  59. 59. !59 racy is considered acceptable for the long term water balance analysis in this study. This could also be due to di↵erence in the temporal and spatial scale between the model and MODIS data. HRU1 HRU4 HRU13 HRU37 0 2 4 6 0 2 4 6 Feb 21 06:00 Feb 21 12:00 Feb 21 18:00 Feb 22 00:00 Feb 22 06:00 Feb 21 06:00 Feb 21 12:00 Feb 21 18:00 Feb 22 00:00 Feb 22 06:00 time Rainfall/snowpartition(mm/hour) Precip Type Snowfall,Js Rainfall,JR Figure 15: Comparison of four selected HRUs (HRU 1, 4, 13, 37) time series snowfall separation estimates during Feb 21-22, 2004 event. Modeling at HRU level, as it is the aggregation of each point within the HRu that can be characterized by pure snowfall or pure rainfall or snow-water mix event, the water-snow mixing is more physically and statistically meaningful. portrays at figure 8 elevation have high elling than at low el responsible for high approach, could com cipitation during sn 5. Summary and o In this study a s oped and deployed get. These range fr umes at which the input forcings, to th each of the hydrolo the errors made (ass been performed. W ducible by sharing from information in Considering Pos Italy, this study test terpolation and sem rainfall anount and of semivariogram m main di↵erent in th R.F.B.A Inputs of this type (with errors estimate) This actually has to be interpreted

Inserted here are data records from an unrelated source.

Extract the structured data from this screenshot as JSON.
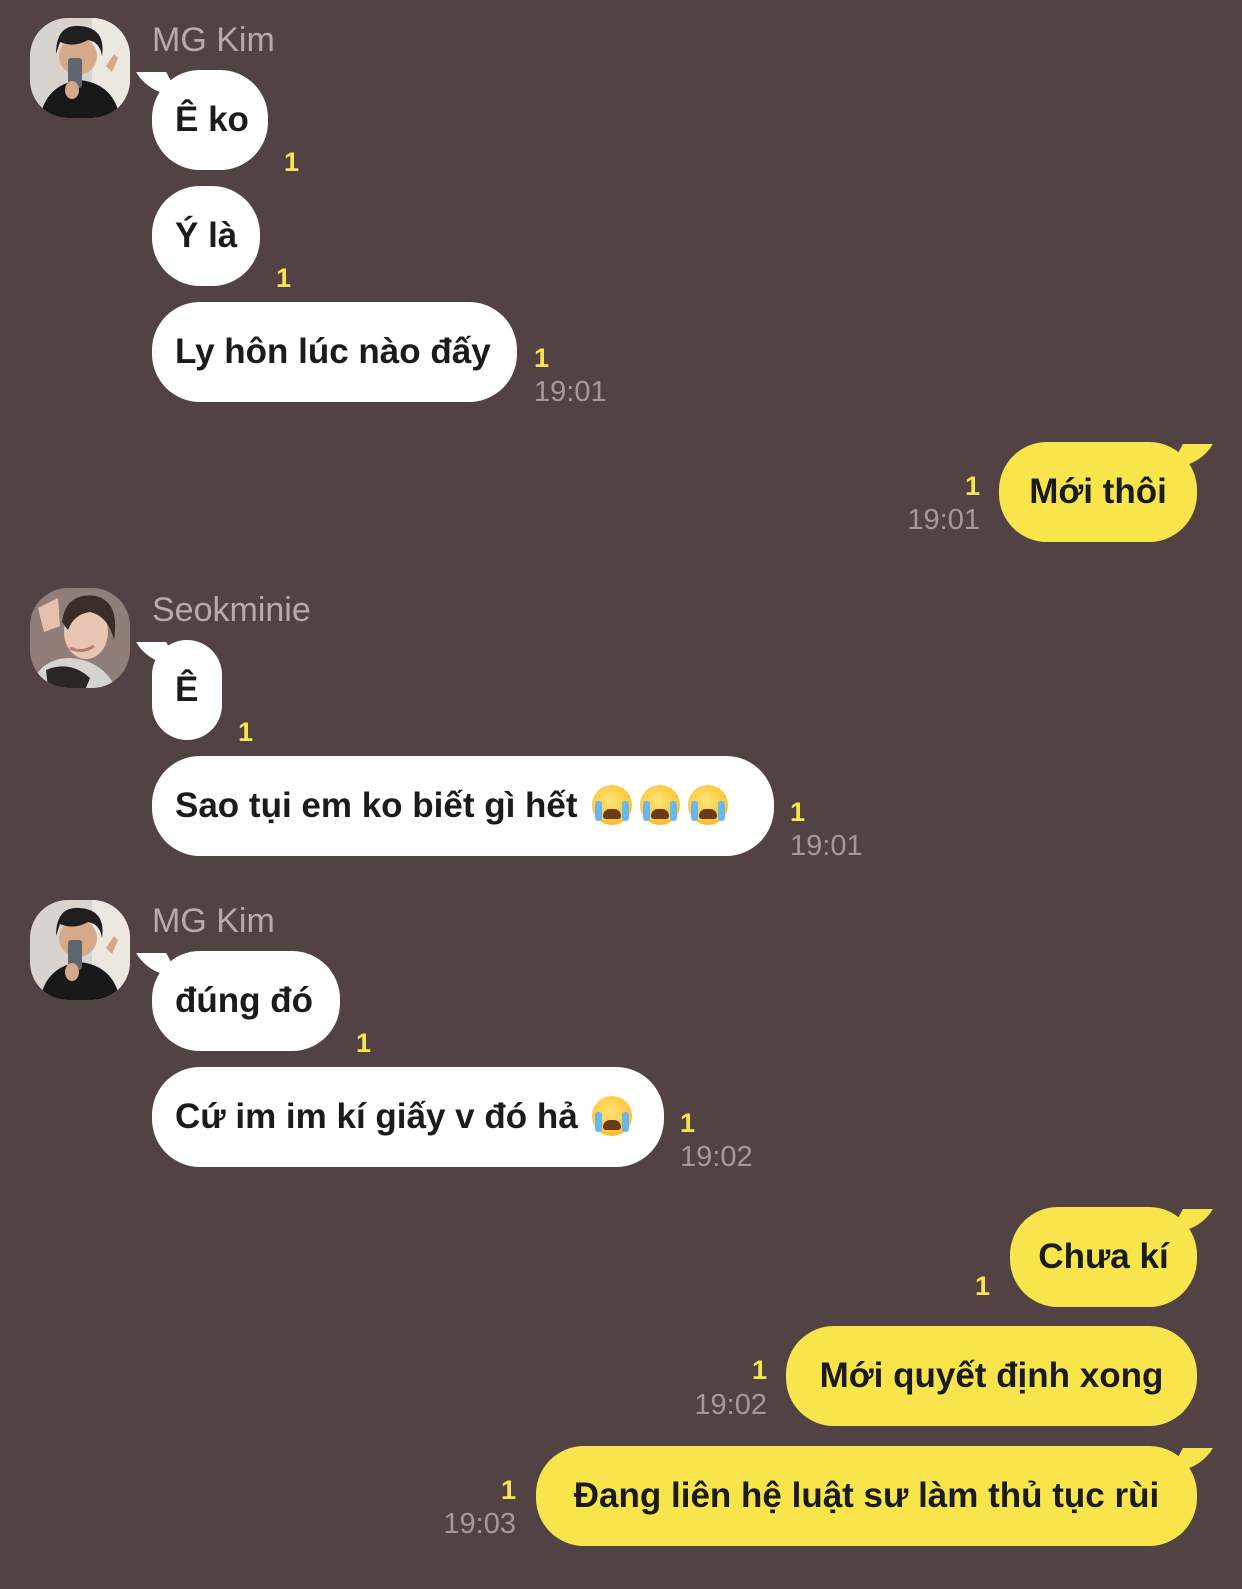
{
  "messages": [
    {
      "sender": "MG Kim",
      "text": "Ê ko",
      "unread": "1"
    },
    {
      "text": "Ý là",
      "unread": "1"
    },
    {
      "text": "Ly hôn lúc nào đấy",
      "unread": "1",
      "time": "19:01"
    },
    {
      "text": "Mới thôi",
      "unread": "1",
      "time": "19:01"
    },
    {
      "sender": "Seokminie",
      "text": "Ê",
      "unread": "1"
    },
    {
      "text": "Sao tụi em ko biết gì hết",
      "emoji": "loudly-crying-face-icon",
      "emoji_count": 3,
      "unread": "1",
      "time": "19:01"
    },
    {
      "sender": "MG Kim",
      "text": "đúng đó",
      "unread": "1"
    },
    {
      "text": "Cứ im im kí giấy v đó hả",
      "emoji": "loudly-crying-face-icon",
      "emoji_count": 1,
      "unread": "1",
      "time": "19:02"
    },
    {
      "text": "Chưa kí",
      "unread": "1"
    },
    {
      "text": "Mới quyết định xong",
      "unread": "1",
      "time": "19:02"
    },
    {
      "text": "Đang liên hệ luật sư làm thủ tục rùi",
      "unread": "1",
      "time": "19:03"
    }
  ],
  "colors": {
    "background": "#524243",
    "incoming_bubble": "#ffffff",
    "outgoing_bubble": "#f8e54c",
    "unread_count": "#f8e54c",
    "timestamp": "#a4999a"
  }
}
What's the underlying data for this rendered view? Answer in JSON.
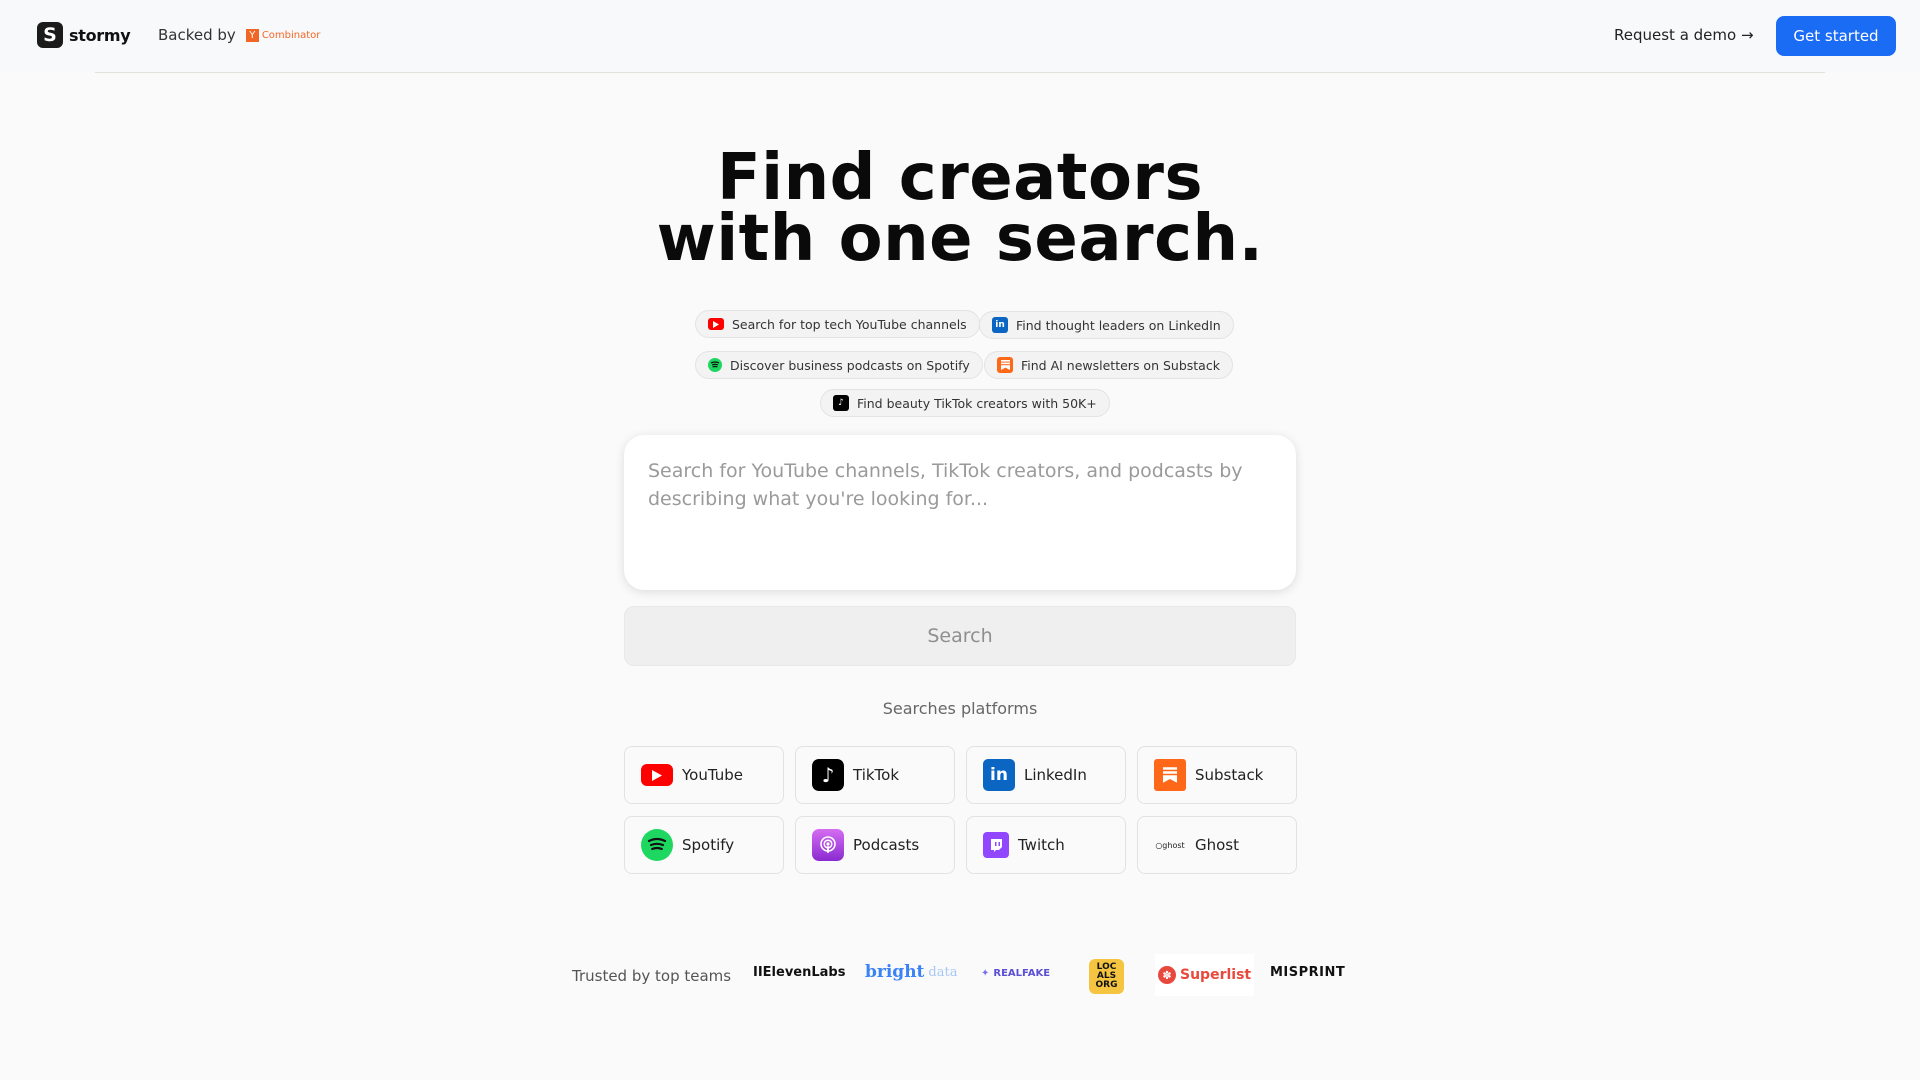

  60. 60. !60 0 100 200 300 2012−01−01 2012−02−01 2012−03−01 2012−04−01 2012−05−01 2012−06−01 2012−07−01 2012−08−01 2012−09−01 2012−10−01 2012−11−01 2012−12−01 monthly J(mm) −100 0 100 200 300 10-2011 11-2011 12-2011 01-2012 02-2012 03-2012 04-2012 05-2012 06-2012 07-2012 08-2012 09-2012 Months Watercomponent:Q,ET,S(mm) Q ET S components R.F.B.A Outputs of this type (with errors estimate) This is with respect to the average S
  61. 61. !61 0 1000 2000 1995−01−011996−01−011997−01−011998−01−011999−01−012000−01−012001−01−012002−01−012003−01−012004−01−012005−01−012006−01−012007−01−012008−01−012009−01−012010−01−012011−01−012012−01−01 yearly J(mm) −500 0 500 1000 1500 2000 94/95 95/96 96/97 97/98 98/99 99/00 00/01 01/02 02/03 03/04 04/05 05/06 06/07 07/08 08/09 09/10 10/11 11/12 Year Watercomponent:Q,ET,S(mm) Q ET S components R.F.B.A Outputs of this type (with errors estimate)
  62. 62. !62 NOTE We have problems with Evapotranspiration actually ! R.F.B.A At hourly time scale, just the fact that in Hymod withdraw ET from the lower storage, prevent us to have oscillating discharge. Penman-Monteith or Priestley-Taylor approaches cannot be applied “tout-court” to a coarse- grained model*. Some way to integrate them in space is needed. At yearly time, radiation driven approaches tend to underestimate ET variability (still respecting the global water budget). TO BE CONTINUED … A single BIG reservoir for each HRU is clearly not enough discriminating * See the good old and overlooked Bertoldi et al, JHM, 2006
  63. 63. !63 FINALLY We will be able to give proper total amounts of budget. But it will be pretty sure that travel times distributions given with HYMOD will be wrong. (But we have alternative ready) That’s actually a great result from which we can move on easily in JGrass-NewAGE, by adopting different partitions of the storages, and maybe by using some storage selection function. R.F.B.A
  64. 64. !64 Find this presentation at Ulrici,2000? Other material at Questions ? R. Rigon